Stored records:
****************

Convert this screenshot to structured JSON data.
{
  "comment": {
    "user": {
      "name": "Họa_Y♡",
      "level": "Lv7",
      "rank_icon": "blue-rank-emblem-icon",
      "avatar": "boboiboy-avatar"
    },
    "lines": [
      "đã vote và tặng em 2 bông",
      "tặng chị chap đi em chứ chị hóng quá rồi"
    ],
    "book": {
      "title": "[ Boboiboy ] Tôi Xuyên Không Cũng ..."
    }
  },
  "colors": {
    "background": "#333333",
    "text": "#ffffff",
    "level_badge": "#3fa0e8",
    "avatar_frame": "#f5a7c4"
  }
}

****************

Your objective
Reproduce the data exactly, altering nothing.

Written answer
Convert this screenshot to structured JSON data.
{
  "comment": {
    "user": {
      "name": "Họa_Y♡",
      "level": "Lv7",
      "rank_icon": "blue-rank-emblem-icon",
      "avatar": "boboiboy-avatar"
    },
    "lines": [
      "đã vote và tặng em 2 bông",
      "tặng chị chap đi em chứ chị hóng quá rồi"
    ],
    "book": {
      "title": "[ Boboiboy ] Tôi Xuyên Không Cũng ..."
    }
  },
  "colors": {
    "background": "#333333",
    "text": "#ffffff",
    "level_badge": "#3fa0e8",
    "avatar_frame": "#f5a7c4"
  }
}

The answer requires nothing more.